• _Records for the exercise_:
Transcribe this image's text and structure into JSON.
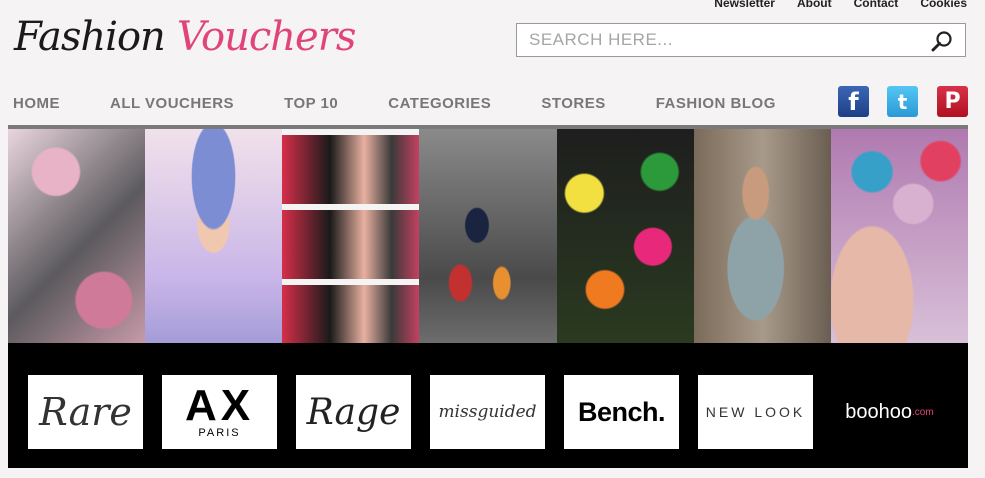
{
  "top_links": [
    "Newsletter",
    "About",
    "Contact",
    "Cookies"
  ],
  "logo": {
    "word1": "Fashion",
    "word2": "Vouchers"
  },
  "search": {
    "placeholder": "SEARCH HERE..."
  },
  "nav": [
    "HOME",
    "ALL VOUCHERS",
    "TOP 10",
    "CATEGORIES",
    "STORES",
    "FASHION BLOG"
  ],
  "social": {
    "facebook": "f",
    "twitter": "t",
    "pinterest": "P"
  },
  "brands": {
    "rare": "Rare",
    "ax_main": "AX",
    "ax_sub": "PARIS",
    "rage": "Rage",
    "missguided": "missguided",
    "bench": "Bench.",
    "newlook": "NEW LOOK",
    "boohoo": "boohoo",
    "boohoo_suffix": ".com"
  },
  "colors": {
    "accent": "#e0447a",
    "nav_text": "#777777",
    "brand_strip": "#000000"
  }
}
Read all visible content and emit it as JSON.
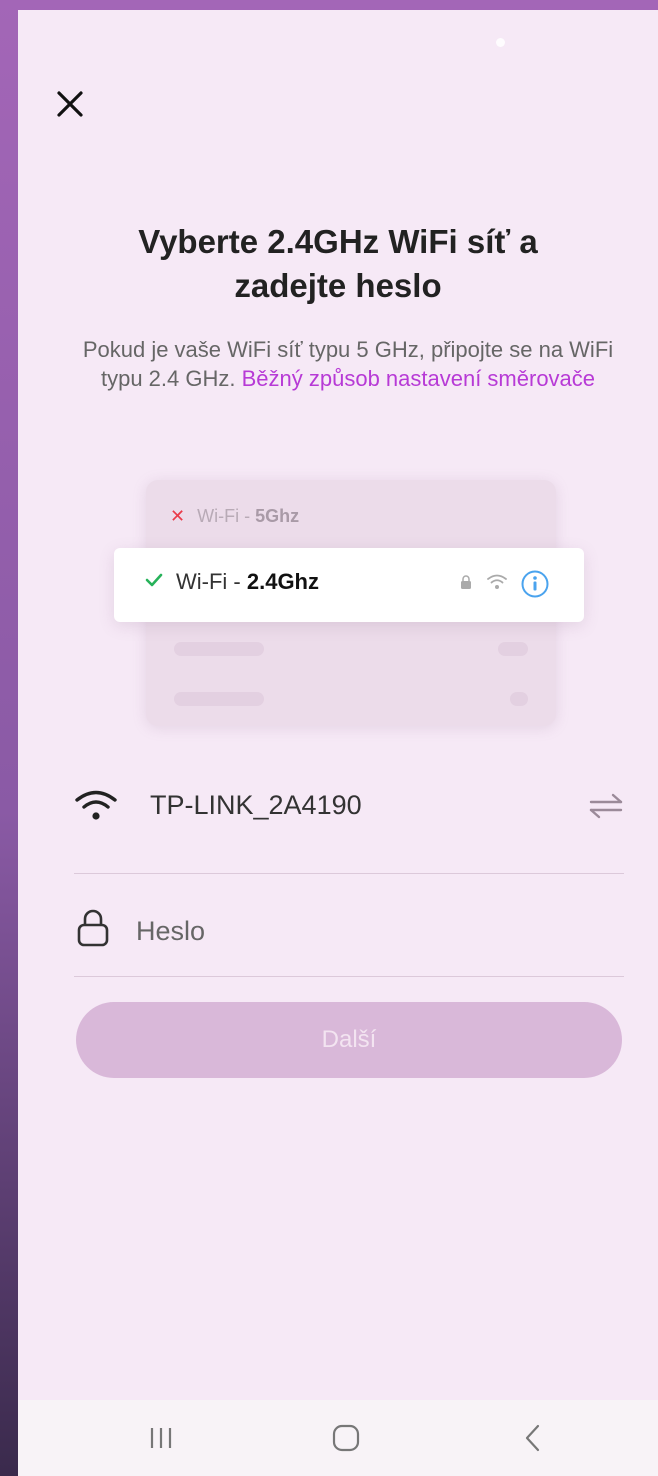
{
  "header": {
    "close_icon": "close-icon"
  },
  "main": {
    "title": "Vyberte 2.4GHz WiFi síť a zadejte heslo",
    "subtitle_text": "Pokud je vaše WiFi síť typu 5 GHz, připojte se na WiFi typu 2.4 GHz.",
    "subtitle_link": "Běžný způsob nastavení směrovače"
  },
  "illustration": {
    "row_5g_prefix": "Wi-Fi - ",
    "row_5g_band": "5Ghz",
    "row_24g_prefix": "Wi-Fi - ",
    "row_24g_band": "2.4Ghz"
  },
  "form": {
    "ssid": "TP-LINK_2A4190",
    "password_placeholder": "Heslo",
    "next_label": "Další"
  },
  "colors": {
    "accent_link": "#b73ad6",
    "button_disabled": "#d9b8d9",
    "background": "#f6e9f6"
  },
  "navbar": {
    "recents_icon": "recents-icon",
    "home_icon": "home-icon",
    "back_icon": "back-icon"
  }
}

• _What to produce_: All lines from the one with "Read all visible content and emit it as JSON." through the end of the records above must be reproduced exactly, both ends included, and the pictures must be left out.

• _Answer box_:
Read all visible content and emit it as JSON.
{
  "header": {
    "close_icon": "close-icon"
  },
  "main": {
    "title": "Vyberte 2.4GHz WiFi síť a zadejte heslo",
    "subtitle_text": "Pokud je vaše WiFi síť typu 5 GHz, připojte se na WiFi typu 2.4 GHz.",
    "subtitle_link": "Běžný způsob nastavení směrovače"
  },
  "illustration": {
    "row_5g_prefix": "Wi-Fi - ",
    "row_5g_band": "5Ghz",
    "row_24g_prefix": "Wi-Fi - ",
    "row_24g_band": "2.4Ghz"
  },
  "form": {
    "ssid": "TP-LINK_2A4190",
    "password_placeholder": "Heslo",
    "next_label": "Další"
  },
  "colors": {
    "accent_link": "#b73ad6",
    "button_disabled": "#d9b8d9",
    "background": "#f6e9f6"
  },
  "navbar": {
    "recents_icon": "recents-icon",
    "home_icon": "home-icon",
    "back_icon": "back-icon"
  }
}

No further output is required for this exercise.